> [PROBLEM TO WORK ON] Could you filter the records below and return each line that holds "legend"?

> [MATERIAL SUPPLIED]
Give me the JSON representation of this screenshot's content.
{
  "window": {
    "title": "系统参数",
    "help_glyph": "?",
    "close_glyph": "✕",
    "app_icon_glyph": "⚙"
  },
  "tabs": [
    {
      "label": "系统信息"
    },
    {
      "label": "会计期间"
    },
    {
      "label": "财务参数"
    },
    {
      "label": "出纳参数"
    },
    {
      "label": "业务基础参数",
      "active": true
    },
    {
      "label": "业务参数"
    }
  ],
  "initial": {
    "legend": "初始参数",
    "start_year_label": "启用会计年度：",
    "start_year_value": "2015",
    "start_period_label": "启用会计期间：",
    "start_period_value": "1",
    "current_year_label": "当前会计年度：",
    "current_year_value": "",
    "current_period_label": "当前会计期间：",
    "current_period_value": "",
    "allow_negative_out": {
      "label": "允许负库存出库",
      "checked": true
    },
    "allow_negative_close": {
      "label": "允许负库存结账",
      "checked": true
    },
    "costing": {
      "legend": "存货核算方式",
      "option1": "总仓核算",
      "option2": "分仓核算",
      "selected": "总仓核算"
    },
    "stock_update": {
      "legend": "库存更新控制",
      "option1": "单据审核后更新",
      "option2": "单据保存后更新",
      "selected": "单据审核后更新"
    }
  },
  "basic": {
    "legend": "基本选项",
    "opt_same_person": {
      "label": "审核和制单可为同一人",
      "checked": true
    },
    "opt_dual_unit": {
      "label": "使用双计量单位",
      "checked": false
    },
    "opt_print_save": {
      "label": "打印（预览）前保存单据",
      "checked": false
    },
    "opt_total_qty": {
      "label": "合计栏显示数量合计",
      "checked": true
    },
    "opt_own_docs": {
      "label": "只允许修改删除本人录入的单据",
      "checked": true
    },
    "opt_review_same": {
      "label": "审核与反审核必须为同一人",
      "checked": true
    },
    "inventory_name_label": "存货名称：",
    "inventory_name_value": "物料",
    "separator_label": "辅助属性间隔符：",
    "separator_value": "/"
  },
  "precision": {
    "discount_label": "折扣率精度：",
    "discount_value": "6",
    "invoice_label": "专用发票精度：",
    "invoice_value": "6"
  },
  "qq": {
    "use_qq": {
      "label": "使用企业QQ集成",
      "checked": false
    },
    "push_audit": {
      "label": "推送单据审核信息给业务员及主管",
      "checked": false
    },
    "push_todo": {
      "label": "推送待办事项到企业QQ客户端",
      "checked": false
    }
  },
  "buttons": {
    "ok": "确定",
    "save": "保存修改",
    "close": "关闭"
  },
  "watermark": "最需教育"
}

> [EXERCISE ANSWER]
    "legend": "初始参数",
      "legend": "存货核算方式",
      "legend": "库存更新控制",
    "legend": "基本选项",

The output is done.